Covalent organic frameworks (COFs) are porous crystalline organic polymers which have been the subject of immense research interest in the past 10 years. COF materials are synthesized by the covalent linkage of organic molecules bonded in a repeating fashion to form a porous crystal that is ideal for gas adsorption and storage. Chemists have strategically designed COFs for the purpose of heterogeneous catalysis of gaseous reactants. Presented in this critical review are efforts toward developing COFs for the sequestration of CO2 from the atmosphere. Researchers have determined the CO2 adsorption capabilities of several COFs is competitive with the highest surface area materials. Engineering the pore environment of COFs with chemical moieties that interact with CO2 have increased the CO2 adsorption performance. The installation of CO2 binding moieties in the COF has made possible the selective adsorption of CO2 over other gases such as N2. The high degree of control of internal pore composition in COFs is coupled with high CO2 adsorption to develop heterogeneous catalysts for the conversion of CO2 to value added products.

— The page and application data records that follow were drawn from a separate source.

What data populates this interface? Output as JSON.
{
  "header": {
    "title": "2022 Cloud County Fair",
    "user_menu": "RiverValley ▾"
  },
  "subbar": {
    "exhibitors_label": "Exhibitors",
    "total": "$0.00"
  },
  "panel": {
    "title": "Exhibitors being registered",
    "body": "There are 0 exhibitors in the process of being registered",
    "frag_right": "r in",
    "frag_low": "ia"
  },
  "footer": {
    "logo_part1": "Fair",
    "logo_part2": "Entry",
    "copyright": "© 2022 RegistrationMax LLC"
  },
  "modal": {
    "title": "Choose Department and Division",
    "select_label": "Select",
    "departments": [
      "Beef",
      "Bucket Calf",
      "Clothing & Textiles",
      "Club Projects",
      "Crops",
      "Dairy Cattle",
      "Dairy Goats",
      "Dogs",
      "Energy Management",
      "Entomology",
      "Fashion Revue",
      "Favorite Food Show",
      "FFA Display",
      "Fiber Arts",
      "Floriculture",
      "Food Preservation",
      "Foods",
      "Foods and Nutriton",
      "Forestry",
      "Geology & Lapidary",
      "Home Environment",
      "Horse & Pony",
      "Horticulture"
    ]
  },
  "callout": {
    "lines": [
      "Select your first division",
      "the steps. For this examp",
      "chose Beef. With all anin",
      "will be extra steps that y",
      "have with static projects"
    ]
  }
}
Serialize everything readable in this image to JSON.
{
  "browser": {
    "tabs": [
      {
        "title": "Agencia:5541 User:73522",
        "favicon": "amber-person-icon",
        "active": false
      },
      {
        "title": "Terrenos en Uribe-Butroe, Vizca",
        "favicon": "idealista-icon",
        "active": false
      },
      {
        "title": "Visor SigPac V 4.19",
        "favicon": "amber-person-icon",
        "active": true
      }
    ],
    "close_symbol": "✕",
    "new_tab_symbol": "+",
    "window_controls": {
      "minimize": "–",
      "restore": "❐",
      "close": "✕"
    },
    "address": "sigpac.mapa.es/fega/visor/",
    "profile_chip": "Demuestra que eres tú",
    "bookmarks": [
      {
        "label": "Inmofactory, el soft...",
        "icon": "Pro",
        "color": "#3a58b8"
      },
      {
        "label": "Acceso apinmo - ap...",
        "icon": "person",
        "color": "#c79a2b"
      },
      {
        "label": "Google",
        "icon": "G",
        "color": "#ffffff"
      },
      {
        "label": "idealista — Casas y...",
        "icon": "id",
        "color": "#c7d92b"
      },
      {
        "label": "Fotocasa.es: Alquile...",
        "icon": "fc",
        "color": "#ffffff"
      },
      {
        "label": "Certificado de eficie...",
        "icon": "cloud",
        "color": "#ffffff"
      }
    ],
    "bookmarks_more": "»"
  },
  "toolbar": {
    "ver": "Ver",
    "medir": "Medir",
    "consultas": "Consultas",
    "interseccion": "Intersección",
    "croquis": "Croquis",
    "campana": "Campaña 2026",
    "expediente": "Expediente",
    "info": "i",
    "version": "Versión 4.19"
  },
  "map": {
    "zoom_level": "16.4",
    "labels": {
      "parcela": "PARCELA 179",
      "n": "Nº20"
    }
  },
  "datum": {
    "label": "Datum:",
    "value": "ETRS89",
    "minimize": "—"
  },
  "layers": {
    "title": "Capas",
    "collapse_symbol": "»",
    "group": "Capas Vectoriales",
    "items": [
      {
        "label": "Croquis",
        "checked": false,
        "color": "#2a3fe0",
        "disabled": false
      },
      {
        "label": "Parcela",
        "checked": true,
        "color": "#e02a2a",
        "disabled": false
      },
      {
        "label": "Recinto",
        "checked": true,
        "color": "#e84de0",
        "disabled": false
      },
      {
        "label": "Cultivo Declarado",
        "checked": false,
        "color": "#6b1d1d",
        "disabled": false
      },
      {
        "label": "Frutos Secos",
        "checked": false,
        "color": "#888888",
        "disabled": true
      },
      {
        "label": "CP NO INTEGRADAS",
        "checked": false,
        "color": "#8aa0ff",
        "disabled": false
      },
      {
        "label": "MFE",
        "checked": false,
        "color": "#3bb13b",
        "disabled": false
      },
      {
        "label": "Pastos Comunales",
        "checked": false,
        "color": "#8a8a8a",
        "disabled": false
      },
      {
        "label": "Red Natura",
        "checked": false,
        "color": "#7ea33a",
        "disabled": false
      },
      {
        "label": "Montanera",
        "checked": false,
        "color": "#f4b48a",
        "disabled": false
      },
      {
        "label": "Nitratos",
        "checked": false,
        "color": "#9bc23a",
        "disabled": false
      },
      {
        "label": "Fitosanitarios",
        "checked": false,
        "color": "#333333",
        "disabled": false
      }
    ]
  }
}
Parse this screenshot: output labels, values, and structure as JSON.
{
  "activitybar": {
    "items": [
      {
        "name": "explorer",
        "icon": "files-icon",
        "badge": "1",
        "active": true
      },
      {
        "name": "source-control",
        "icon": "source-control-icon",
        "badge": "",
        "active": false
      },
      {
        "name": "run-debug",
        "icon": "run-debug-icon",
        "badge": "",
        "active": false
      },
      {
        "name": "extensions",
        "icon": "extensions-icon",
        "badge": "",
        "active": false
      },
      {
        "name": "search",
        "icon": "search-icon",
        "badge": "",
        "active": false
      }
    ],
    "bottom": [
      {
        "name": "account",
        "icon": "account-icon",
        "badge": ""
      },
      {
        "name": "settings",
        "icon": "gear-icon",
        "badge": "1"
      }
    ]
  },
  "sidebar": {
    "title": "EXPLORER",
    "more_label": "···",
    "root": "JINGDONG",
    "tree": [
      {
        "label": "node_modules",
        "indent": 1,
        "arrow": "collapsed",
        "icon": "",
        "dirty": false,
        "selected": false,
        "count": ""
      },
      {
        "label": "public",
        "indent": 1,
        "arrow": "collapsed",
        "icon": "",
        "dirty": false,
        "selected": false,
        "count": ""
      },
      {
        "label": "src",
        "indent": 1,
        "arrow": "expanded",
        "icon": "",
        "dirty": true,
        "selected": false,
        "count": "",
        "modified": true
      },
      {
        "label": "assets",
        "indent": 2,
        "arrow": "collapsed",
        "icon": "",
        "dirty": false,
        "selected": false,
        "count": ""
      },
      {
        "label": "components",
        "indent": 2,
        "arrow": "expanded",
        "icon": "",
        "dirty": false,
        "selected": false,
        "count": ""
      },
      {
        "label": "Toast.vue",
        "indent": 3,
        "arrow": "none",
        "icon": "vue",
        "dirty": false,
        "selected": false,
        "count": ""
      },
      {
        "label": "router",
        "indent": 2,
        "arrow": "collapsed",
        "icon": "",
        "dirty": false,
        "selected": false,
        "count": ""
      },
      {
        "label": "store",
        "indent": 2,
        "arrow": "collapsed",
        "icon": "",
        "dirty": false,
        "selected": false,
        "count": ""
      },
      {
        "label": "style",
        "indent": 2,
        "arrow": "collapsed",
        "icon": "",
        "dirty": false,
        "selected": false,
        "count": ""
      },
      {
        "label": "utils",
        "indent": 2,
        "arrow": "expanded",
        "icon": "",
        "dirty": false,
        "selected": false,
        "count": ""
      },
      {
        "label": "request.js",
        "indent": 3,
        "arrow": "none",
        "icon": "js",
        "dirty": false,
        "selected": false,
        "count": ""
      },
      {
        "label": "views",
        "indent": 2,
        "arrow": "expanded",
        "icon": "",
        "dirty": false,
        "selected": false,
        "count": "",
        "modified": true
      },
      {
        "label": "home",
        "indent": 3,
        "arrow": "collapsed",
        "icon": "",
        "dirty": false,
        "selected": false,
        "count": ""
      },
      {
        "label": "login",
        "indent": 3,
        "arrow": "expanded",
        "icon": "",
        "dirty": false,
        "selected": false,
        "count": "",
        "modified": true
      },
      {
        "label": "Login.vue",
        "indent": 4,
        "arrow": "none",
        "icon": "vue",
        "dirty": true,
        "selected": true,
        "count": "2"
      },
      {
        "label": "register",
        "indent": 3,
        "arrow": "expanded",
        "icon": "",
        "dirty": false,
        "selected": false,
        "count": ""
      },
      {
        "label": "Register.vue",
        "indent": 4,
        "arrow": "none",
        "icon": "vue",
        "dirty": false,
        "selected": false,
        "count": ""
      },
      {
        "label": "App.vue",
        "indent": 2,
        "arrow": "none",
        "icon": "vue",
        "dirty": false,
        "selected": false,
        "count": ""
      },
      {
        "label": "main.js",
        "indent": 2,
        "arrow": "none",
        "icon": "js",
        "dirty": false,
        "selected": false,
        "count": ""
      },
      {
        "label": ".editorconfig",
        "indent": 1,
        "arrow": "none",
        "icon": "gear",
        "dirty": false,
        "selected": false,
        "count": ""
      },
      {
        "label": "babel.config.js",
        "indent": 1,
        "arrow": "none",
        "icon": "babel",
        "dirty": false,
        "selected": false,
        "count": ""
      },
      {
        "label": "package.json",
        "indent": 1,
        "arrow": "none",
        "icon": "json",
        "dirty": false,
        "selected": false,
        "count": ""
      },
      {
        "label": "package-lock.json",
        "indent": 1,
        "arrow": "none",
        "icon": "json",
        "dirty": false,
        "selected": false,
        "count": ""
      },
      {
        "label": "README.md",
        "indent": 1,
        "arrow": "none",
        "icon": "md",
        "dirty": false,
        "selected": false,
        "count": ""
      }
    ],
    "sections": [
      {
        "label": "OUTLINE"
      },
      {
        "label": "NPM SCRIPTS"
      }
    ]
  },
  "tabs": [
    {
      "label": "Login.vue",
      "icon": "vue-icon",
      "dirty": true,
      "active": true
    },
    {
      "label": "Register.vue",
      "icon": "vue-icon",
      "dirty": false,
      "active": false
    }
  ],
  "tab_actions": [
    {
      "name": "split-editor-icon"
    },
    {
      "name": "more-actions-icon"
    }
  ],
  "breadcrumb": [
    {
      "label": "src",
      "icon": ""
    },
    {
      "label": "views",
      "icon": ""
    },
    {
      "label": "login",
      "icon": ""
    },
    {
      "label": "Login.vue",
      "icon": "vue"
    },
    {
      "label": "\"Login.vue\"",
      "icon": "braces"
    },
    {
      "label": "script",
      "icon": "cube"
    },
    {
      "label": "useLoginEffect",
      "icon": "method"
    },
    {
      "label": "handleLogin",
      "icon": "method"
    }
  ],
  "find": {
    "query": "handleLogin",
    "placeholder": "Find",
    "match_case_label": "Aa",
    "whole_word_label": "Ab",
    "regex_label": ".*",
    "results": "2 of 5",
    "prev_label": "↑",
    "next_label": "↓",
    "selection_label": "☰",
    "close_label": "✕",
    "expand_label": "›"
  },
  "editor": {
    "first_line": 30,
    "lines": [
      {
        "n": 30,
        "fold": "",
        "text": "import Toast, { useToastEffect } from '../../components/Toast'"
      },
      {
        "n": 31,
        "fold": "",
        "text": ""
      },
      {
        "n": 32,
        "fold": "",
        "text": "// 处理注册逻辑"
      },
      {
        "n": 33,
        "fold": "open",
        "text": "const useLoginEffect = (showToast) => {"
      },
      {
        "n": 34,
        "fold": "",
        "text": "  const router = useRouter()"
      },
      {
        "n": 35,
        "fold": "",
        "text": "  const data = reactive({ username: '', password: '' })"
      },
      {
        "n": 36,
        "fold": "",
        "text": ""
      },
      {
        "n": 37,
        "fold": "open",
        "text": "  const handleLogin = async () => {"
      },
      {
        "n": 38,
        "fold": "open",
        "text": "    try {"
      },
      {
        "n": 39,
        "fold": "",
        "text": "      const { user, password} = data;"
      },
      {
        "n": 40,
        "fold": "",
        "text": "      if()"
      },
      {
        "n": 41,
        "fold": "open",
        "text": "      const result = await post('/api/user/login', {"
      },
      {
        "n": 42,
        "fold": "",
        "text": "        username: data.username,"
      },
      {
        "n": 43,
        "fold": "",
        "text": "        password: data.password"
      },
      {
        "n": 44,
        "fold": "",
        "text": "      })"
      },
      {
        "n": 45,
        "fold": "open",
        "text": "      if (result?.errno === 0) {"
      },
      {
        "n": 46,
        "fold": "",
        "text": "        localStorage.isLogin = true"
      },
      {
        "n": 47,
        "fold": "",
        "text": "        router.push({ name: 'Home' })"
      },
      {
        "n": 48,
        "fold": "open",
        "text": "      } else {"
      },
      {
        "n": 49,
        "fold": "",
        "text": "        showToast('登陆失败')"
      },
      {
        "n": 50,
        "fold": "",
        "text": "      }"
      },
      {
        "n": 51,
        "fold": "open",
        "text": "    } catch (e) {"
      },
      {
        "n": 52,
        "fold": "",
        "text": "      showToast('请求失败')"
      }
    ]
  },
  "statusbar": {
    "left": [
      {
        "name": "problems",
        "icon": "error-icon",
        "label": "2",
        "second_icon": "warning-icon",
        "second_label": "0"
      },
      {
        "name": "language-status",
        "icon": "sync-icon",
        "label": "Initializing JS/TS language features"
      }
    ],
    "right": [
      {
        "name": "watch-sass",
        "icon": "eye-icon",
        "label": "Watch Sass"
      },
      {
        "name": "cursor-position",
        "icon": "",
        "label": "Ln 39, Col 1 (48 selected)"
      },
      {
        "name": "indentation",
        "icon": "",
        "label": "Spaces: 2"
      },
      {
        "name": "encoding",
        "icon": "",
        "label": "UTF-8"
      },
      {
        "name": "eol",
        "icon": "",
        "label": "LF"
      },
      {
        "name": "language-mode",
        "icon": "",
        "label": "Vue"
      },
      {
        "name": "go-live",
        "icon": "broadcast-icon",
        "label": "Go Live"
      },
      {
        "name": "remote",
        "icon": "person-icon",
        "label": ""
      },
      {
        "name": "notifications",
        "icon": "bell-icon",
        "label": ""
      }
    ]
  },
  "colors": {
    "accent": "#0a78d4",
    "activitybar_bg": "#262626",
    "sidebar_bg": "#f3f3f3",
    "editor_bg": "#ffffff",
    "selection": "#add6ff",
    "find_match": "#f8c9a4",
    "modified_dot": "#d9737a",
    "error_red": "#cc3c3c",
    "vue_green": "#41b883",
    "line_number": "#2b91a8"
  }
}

Two notable examples of this catalysis are the fixation of CO2 to epoxides for the synthesis of cyclic carbonates and the reduction of CO2 to CO. Recent examples of COFs for the capture of CO2 will be discussed followed by COF catalysts which use CO2 as a feedstock for the production of value-added products.
All Science Journal Classification (ASJC) codes
- Renewable Energy, Sustainability and the Environment
- Fuel Technology
- Energy Engineering and Power Technology
- Economics and Econometrics